- ACTIVITY
Among the entries below, how many lines contain the string "Distrito"? Reply with that number alone.

Records from a data collection
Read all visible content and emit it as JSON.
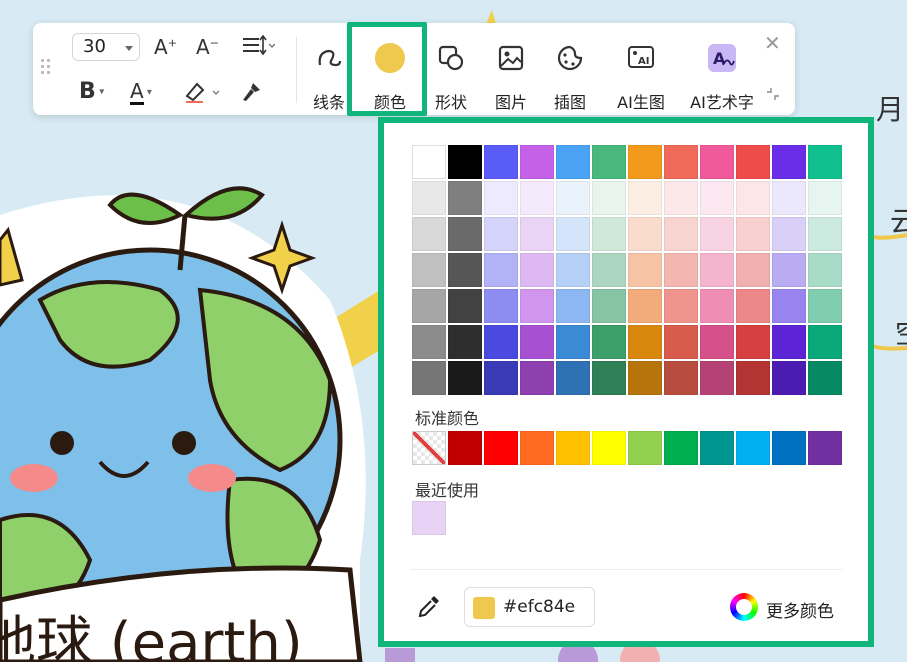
{
  "toolbar": {
    "font_size": "30",
    "increase_font": "A",
    "decrease_font": "A",
    "bold": "B",
    "font_color": "A",
    "tools": [
      {
        "id": "line",
        "label": "线条"
      },
      {
        "id": "color",
        "label": "颜色"
      },
      {
        "id": "shape",
        "label": "形状"
      },
      {
        "id": "image",
        "label": "图片"
      },
      {
        "id": "illustration",
        "label": "插图"
      },
      {
        "id": "ai_image",
        "label": "AI生图"
      },
      {
        "id": "ai_art",
        "label": "AI艺术字"
      }
    ],
    "close_icon": "close-icon"
  },
  "color_panel": {
    "grid": [
      [
        "#ffffff",
        "#000000",
        "#5a5cf7",
        "#c560e8",
        "#4aa3f5",
        "#48b87c",
        "#f39a1c",
        "#f06a5a",
        "#f05a9a",
        "#ee4b4b",
        "#6a2ee8",
        "#10c08f"
      ],
      [
        "#e8e8e8",
        "#7f7f7f",
        "#eceafc",
        "#f5eafb",
        "#eaf2fc",
        "#e8f4ec",
        "#fdeee4",
        "#fce8e8",
        "#fce8f0",
        "#fce6e6",
        "#ece8fb",
        "#e6f5ef"
      ],
      [
        "#d8d8d8",
        "#6a6a6a",
        "#d4d4fa",
        "#ead4f6",
        "#d4e4fa",
        "#cfe8da",
        "#fadbcc",
        "#f8d4d0",
        "#f8d4e2",
        "#f8d0d0",
        "#d8d0f7",
        "#cdeae0"
      ],
      [
        "#c0c0c0",
        "#565656",
        "#b2b2f6",
        "#deb8f2",
        "#b4d0f6",
        "#acd6bf",
        "#f6c4a4",
        "#f3b6b0",
        "#f3b4cc",
        "#f1b0b0",
        "#b9acf2",
        "#a9dcc8"
      ],
      [
        "#a6a6a6",
        "#424242",
        "#8c8cf1",
        "#d096ed",
        "#8cb7f2",
        "#86c4a3",
        "#f2ab7a",
        "#ee948c",
        "#ee8eb4",
        "#ec8888",
        "#9884ee",
        "#80cdb0"
      ],
      [
        "#8c8c8c",
        "#2e2e2e",
        "#4a4ae0",
        "#a850d2",
        "#3a8ad6",
        "#3c9e68",
        "#d8880f",
        "#d85c4c",
        "#d6508a",
        "#d64040",
        "#5c24d4",
        "#0aa87a"
      ],
      [
        "#767676",
        "#1a1a1a",
        "#3a3ab6",
        "#8e40b0",
        "#2e72b4",
        "#2f8056",
        "#b8740c",
        "#b84c3e",
        "#b44274",
        "#b43434",
        "#4c1cb2",
        "#078a64"
      ]
    ],
    "standard_label": "标准颜色",
    "standard": [
      "none",
      "#c00000",
      "#ff0000",
      "#ff6b23",
      "#ffc000",
      "#ffff00",
      "#92d050",
      "#00b050",
      "#00968f",
      "#00b0f0",
      "#0070c0",
      "#7030a0"
    ],
    "recent_label": "最近使用",
    "recent": [
      "#e8d3f6"
    ],
    "current_hex": "#efc84e",
    "current_color": "#efc84e",
    "more_colors": "更多颜色",
    "accent_color": "#0fb57a"
  },
  "canvas": {
    "right_texts": [
      "月",
      "云",
      "空"
    ],
    "bottom_text": "地球 (earth)"
  }
}
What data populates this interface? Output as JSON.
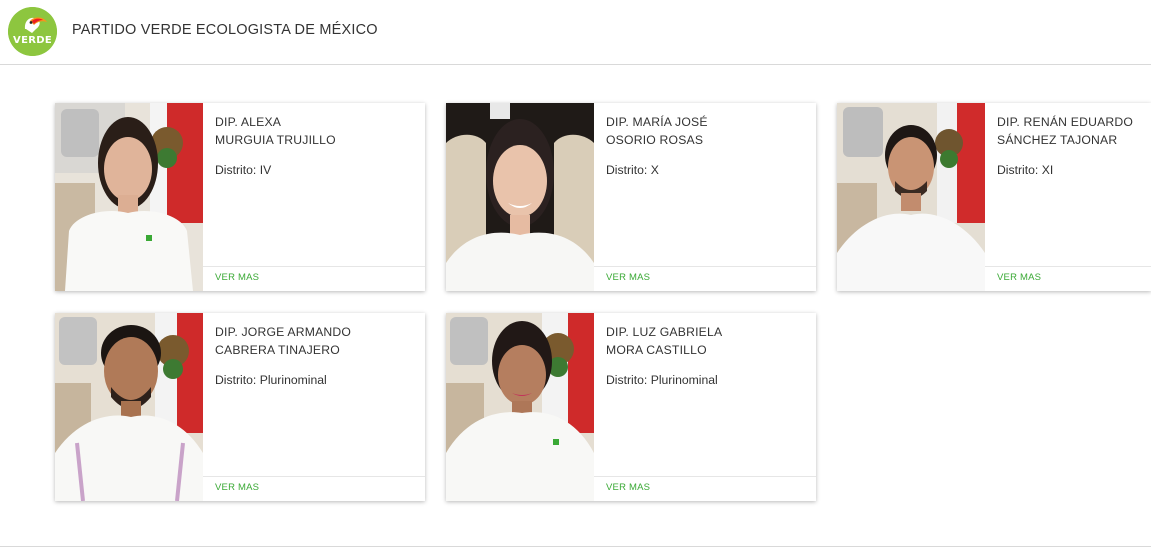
{
  "header": {
    "logo_text": "VERDE",
    "party_name": "PARTIDO VERDE ECOLOGISTA DE MÉXICO"
  },
  "cards": [
    {
      "name_line1": "DIP. ALEXA",
      "name_line2": "MURGUIA TRUJILLO",
      "district": "Distrito: IV",
      "link": "VER MAS"
    },
    {
      "name_line1": "DIP. MARÍA JOSÉ",
      "name_line2": "OSORIO ROSAS",
      "district": "Distrito: X",
      "link": "VER MAS"
    },
    {
      "name_line1": "DIP. RENÁN EDUARDO",
      "name_line2": "SÁNCHEZ TAJONAR",
      "district": "Distrito: XI",
      "link": "VER MAS"
    },
    {
      "name_line1": "DIP. JORGE ARMANDO",
      "name_line2": "CABRERA TINAJERO",
      "district": "Distrito: Plurinominal",
      "link": "VER MAS"
    },
    {
      "name_line1": "DIP. LUZ GABRIELA",
      "name_line2": "MORA CASTILLO",
      "district": "Distrito: Plurinominal",
      "link": "VER MAS"
    }
  ],
  "colors": {
    "brand_green": "#8dc63f",
    "link_green": "#3aa935"
  }
}
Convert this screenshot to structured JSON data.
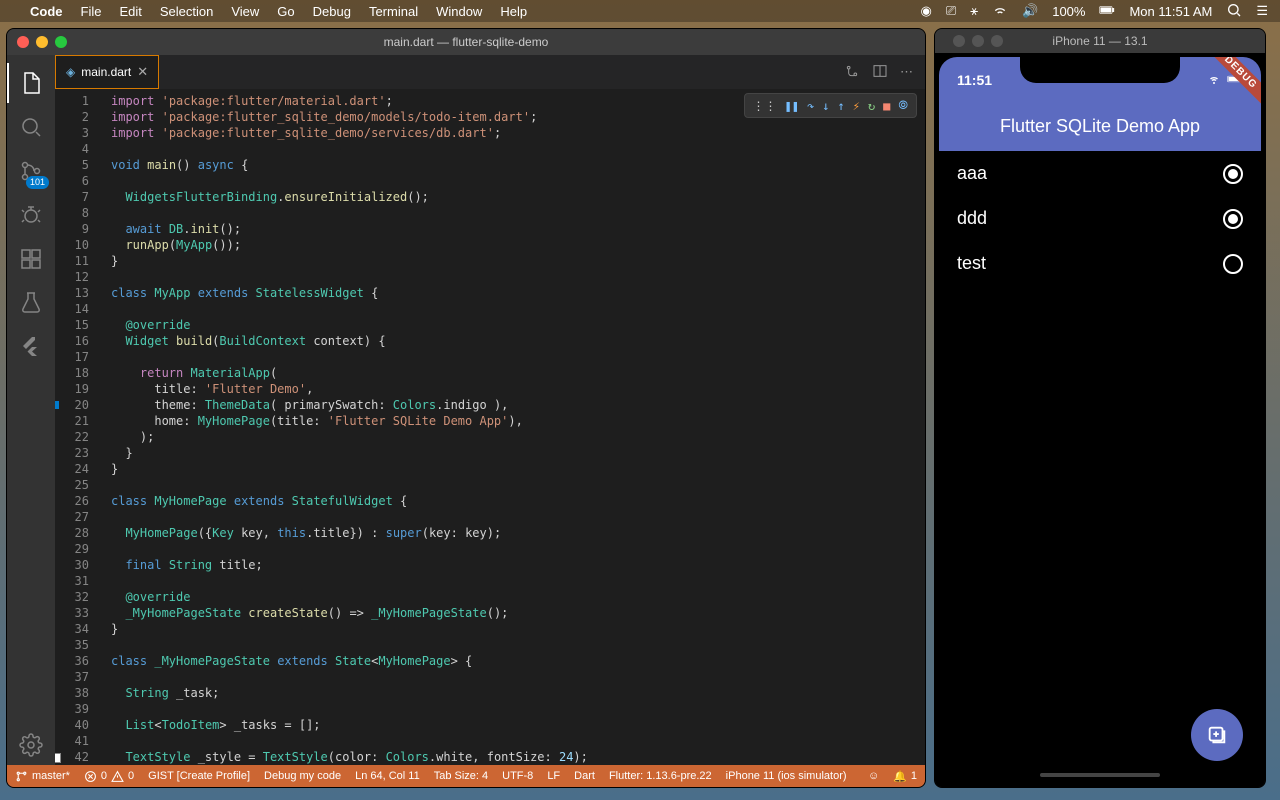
{
  "mac_menu": {
    "app": "Code",
    "items": [
      "File",
      "Edit",
      "Selection",
      "View",
      "Go",
      "Debug",
      "Terminal",
      "Window",
      "Help"
    ],
    "battery": "100%",
    "clock": "Mon 11:51 AM"
  },
  "window_title": "main.dart — flutter-sqlite-demo",
  "tab": {
    "name": "main.dart",
    "dirty": true
  },
  "scm_badge": "101",
  "code_lines": [
    [
      [
        "k",
        "import"
      ],
      [
        "op",
        " "
      ],
      [
        "str",
        "'package:flutter/material.dart'"
      ],
      [
        "op",
        ";"
      ]
    ],
    [
      [
        "k",
        "import"
      ],
      [
        "op",
        " "
      ],
      [
        "str",
        "'package:flutter_sqlite_demo/models/todo-item.dart'"
      ],
      [
        "op",
        ";"
      ]
    ],
    [
      [
        "k",
        "import"
      ],
      [
        "op",
        " "
      ],
      [
        "str",
        "'package:flutter_sqlite_demo/services/db.dart'"
      ],
      [
        "op",
        ";"
      ]
    ],
    [],
    [
      [
        "kb",
        "void"
      ],
      [
        "op",
        " "
      ],
      [
        "fn",
        "main"
      ],
      [
        "op",
        "() "
      ],
      [
        "kb",
        "async"
      ],
      [
        "op",
        " {"
      ]
    ],
    [],
    [
      [
        "op",
        "  "
      ],
      [
        "cl",
        "WidgetsFlutterBinding"
      ],
      [
        "op",
        "."
      ],
      [
        "fn",
        "ensureInitialized"
      ],
      [
        "op",
        "();"
      ]
    ],
    [],
    [
      [
        "op",
        "  "
      ],
      [
        "kb",
        "await"
      ],
      [
        "op",
        " "
      ],
      [
        "cl",
        "DB"
      ],
      [
        "op",
        "."
      ],
      [
        "fn",
        "init"
      ],
      [
        "op",
        "();"
      ]
    ],
    [
      [
        "op",
        "  "
      ],
      [
        "fn",
        "runApp"
      ],
      [
        "op",
        "("
      ],
      [
        "cl",
        "MyApp"
      ],
      [
        "op",
        "());"
      ]
    ],
    [
      [
        "op",
        "}"
      ]
    ],
    [],
    [
      [
        "kb",
        "class"
      ],
      [
        "op",
        " "
      ],
      [
        "cl",
        "MyApp"
      ],
      [
        "op",
        " "
      ],
      [
        "kb",
        "extends"
      ],
      [
        "op",
        " "
      ],
      [
        "cl",
        "StatelessWidget"
      ],
      [
        "op",
        " {"
      ]
    ],
    [],
    [
      [
        "op",
        "  "
      ],
      [
        "an",
        "@override"
      ]
    ],
    [
      [
        "op",
        "  "
      ],
      [
        "cl",
        "Widget"
      ],
      [
        "op",
        " "
      ],
      [
        "fn",
        "build"
      ],
      [
        "op",
        "("
      ],
      [
        "cl",
        "BuildContext"
      ],
      [
        "op",
        " context) {"
      ]
    ],
    [],
    [
      [
        "op",
        "    "
      ],
      [
        "k",
        "return"
      ],
      [
        "op",
        " "
      ],
      [
        "cl",
        "MaterialApp"
      ],
      [
        "op",
        "("
      ]
    ],
    [
      [
        "op",
        "      title: "
      ],
      [
        "str",
        "'Flutter Demo'"
      ],
      [
        "op",
        ","
      ]
    ],
    [
      [
        "op",
        "      theme: "
      ],
      [
        "cl",
        "ThemeData"
      ],
      [
        "op",
        "( primarySwatch: "
      ],
      [
        "cl",
        "Colors"
      ],
      [
        "op",
        ".indigo ),"
      ]
    ],
    [
      [
        "op",
        "      home: "
      ],
      [
        "cl",
        "MyHomePage"
      ],
      [
        "op",
        "(title: "
      ],
      [
        "str",
        "'Flutter SQLite Demo App'"
      ],
      [
        "op",
        "),"
      ]
    ],
    [
      [
        "op",
        "    );"
      ]
    ],
    [
      [
        "op",
        "  }"
      ]
    ],
    [
      [
        "op",
        "}"
      ]
    ],
    [],
    [
      [
        "kb",
        "class"
      ],
      [
        "op",
        " "
      ],
      [
        "cl",
        "MyHomePage"
      ],
      [
        "op",
        " "
      ],
      [
        "kb",
        "extends"
      ],
      [
        "op",
        " "
      ],
      [
        "cl",
        "StatefulWidget"
      ],
      [
        "op",
        " {"
      ]
    ],
    [],
    [
      [
        "op",
        "  "
      ],
      [
        "cl",
        "MyHomePage"
      ],
      [
        "op",
        "({"
      ],
      [
        "cl",
        "Key"
      ],
      [
        "op",
        " key, "
      ],
      [
        "kb",
        "this"
      ],
      [
        "op",
        ".title}) : "
      ],
      [
        "kb",
        "super"
      ],
      [
        "op",
        "(key: key);"
      ]
    ],
    [],
    [
      [
        "op",
        "  "
      ],
      [
        "kb",
        "final"
      ],
      [
        "op",
        " "
      ],
      [
        "cl",
        "String"
      ],
      [
        "op",
        " title;"
      ]
    ],
    [],
    [
      [
        "op",
        "  "
      ],
      [
        "an",
        "@override"
      ]
    ],
    [
      [
        "op",
        "  "
      ],
      [
        "cl",
        "_MyHomePageState"
      ],
      [
        "op",
        " "
      ],
      [
        "fn",
        "createState"
      ],
      [
        "op",
        "() => "
      ],
      [
        "cl",
        "_MyHomePageState"
      ],
      [
        "op",
        "();"
      ]
    ],
    [
      [
        "op",
        "}"
      ]
    ],
    [],
    [
      [
        "kb",
        "class"
      ],
      [
        "op",
        " "
      ],
      [
        "cl",
        "_MyHomePageState"
      ],
      [
        "op",
        " "
      ],
      [
        "kb",
        "extends"
      ],
      [
        "op",
        " "
      ],
      [
        "cl",
        "State"
      ],
      [
        "op",
        "<"
      ],
      [
        "cl",
        "MyHomePage"
      ],
      [
        "op",
        "> {"
      ]
    ],
    [],
    [
      [
        "op",
        "  "
      ],
      [
        "cl",
        "String"
      ],
      [
        "op",
        " _task;"
      ]
    ],
    [],
    [
      [
        "op",
        "  "
      ],
      [
        "cl",
        "List"
      ],
      [
        "op",
        "<"
      ],
      [
        "cl",
        "TodoItem"
      ],
      [
        "op",
        "> _tasks = [];"
      ]
    ],
    [],
    [
      [
        "op",
        "  "
      ],
      [
        "cl",
        "TextStyle"
      ],
      [
        "op",
        " _style = "
      ],
      [
        "cl",
        "TextStyle"
      ],
      [
        "op",
        "(color: "
      ],
      [
        "cl",
        "Colors"
      ],
      [
        "op",
        ".white, fontSize: "
      ],
      [
        "va",
        "24"
      ],
      [
        "op",
        ");"
      ]
    ]
  ],
  "decorations": {
    "blue": 20,
    "stop": 42
  },
  "status_bar": {
    "branch": "master*",
    "errors": "0",
    "warnings": "0",
    "gist": "GIST [Create Profile]",
    "debug": "Debug my code",
    "pos": "Ln 64, Col 11",
    "tab": "Tab Size: 4",
    "enc": "UTF-8",
    "eol": "LF",
    "lang": "Dart",
    "flutter": "Flutter: 1.13.6-pre.22",
    "device": "iPhone 11 (ios simulator)",
    "bell": "1"
  },
  "simulator": {
    "title": "iPhone 11 — 13.1",
    "time": "11:51",
    "app_title": "Flutter SQLite Demo App",
    "debug_banner": "DEBUG",
    "items": [
      {
        "label": "aaa",
        "checked": true
      },
      {
        "label": "ddd",
        "checked": true
      },
      {
        "label": "test",
        "checked": false
      }
    ]
  }
}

- RESPONSE TO THE EXERCISE
5